Gaudin is looking to return to form after a rough start against Cincinnati. Gaudin had a 0.77 ERA in four starts leading into Wednesday, when he surrendered season highs of six runs and five walks in an 8-3 loss.
"I didn't command the fastball," Gaudin said. "I didn't get ahead of hitters and against a team like that you can't fall behind."
Gaudin has made nine relief appearances but never started against the Phillies (50-56). He pitched two scoreless innings against them on May 6, but owns a 5.79 ERA in three appearances at Citizens Bank Park.
Carlos Ruiz will look to make life difficult for Gaudin after hitting his first home run since September 25 on Tuesday. The Phillies catcher, who finished with 16 home runs last season, needed 152 at-bats this year to finally go deep.

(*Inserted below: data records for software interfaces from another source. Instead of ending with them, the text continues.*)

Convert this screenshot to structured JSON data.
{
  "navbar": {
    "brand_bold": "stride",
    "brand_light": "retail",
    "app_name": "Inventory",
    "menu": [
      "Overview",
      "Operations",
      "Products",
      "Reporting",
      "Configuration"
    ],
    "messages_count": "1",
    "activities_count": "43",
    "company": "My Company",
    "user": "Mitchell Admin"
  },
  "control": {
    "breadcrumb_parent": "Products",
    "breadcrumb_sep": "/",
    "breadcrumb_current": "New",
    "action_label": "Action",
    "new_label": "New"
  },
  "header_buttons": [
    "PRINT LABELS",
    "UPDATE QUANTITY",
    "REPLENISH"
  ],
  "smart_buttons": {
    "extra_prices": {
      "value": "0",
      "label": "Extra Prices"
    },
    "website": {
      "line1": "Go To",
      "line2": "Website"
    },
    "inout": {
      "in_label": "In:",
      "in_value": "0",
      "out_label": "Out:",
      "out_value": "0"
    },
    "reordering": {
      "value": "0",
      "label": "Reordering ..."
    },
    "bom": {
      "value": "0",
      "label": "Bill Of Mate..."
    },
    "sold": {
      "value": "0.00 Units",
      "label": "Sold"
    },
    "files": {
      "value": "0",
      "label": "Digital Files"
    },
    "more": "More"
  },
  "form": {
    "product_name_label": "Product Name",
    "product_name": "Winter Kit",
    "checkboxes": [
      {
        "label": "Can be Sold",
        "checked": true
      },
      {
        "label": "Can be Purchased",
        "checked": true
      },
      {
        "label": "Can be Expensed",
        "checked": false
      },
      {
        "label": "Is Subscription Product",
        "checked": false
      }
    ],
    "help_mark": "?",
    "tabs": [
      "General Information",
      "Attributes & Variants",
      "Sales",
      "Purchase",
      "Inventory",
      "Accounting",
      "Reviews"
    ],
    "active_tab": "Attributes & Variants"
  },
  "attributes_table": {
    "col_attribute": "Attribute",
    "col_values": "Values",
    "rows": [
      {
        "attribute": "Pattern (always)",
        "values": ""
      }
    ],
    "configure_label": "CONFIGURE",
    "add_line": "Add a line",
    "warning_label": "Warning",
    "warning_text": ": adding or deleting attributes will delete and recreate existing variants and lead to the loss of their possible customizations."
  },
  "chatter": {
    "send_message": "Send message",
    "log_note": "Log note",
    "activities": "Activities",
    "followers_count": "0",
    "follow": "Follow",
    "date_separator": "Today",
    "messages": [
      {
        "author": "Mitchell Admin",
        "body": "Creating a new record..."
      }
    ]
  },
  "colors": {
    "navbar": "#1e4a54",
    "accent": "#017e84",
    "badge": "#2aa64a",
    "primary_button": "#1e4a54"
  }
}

"I think Carlos showed last year the kind of hitter he can be,'' Manuel said. ''He's missed some time and he's had a hard time getting back to where he was.''
The Giants (46-59), losers of five straight and eight of nine, would very much like to end a power drought of their own. They have gone nine games without a home run and have averaged 2.0 runs during that stretch.
"We couldn't get the offense going,'' manager Bruce Bochy said. "That's been the frustrating thing during the stretch. We kept talking about it. We just had to get the bats going. We've tried everything.''
Buster Posey, tied for the team lead with 14 home runs, hasn't homered since July 20 and is mired in a 1-for-23 slump.
Fortunately for San Francisco, Philadelphia starter Kyle Kendrick (9-7, 3.96) has also struggled of late with a 5.76 ERA over his last five starts. Those woes continued Thursday, when he allowed three runs and four of his five total hits in the third inning of a 3-1 loss to St. Louis.
The right-hander, who pitched six innings in that defeat, has allowed just two runs over his last 11 1-3 innings against the Giants. He tossed seven innings of two-run ball in a 6-2 win May 7.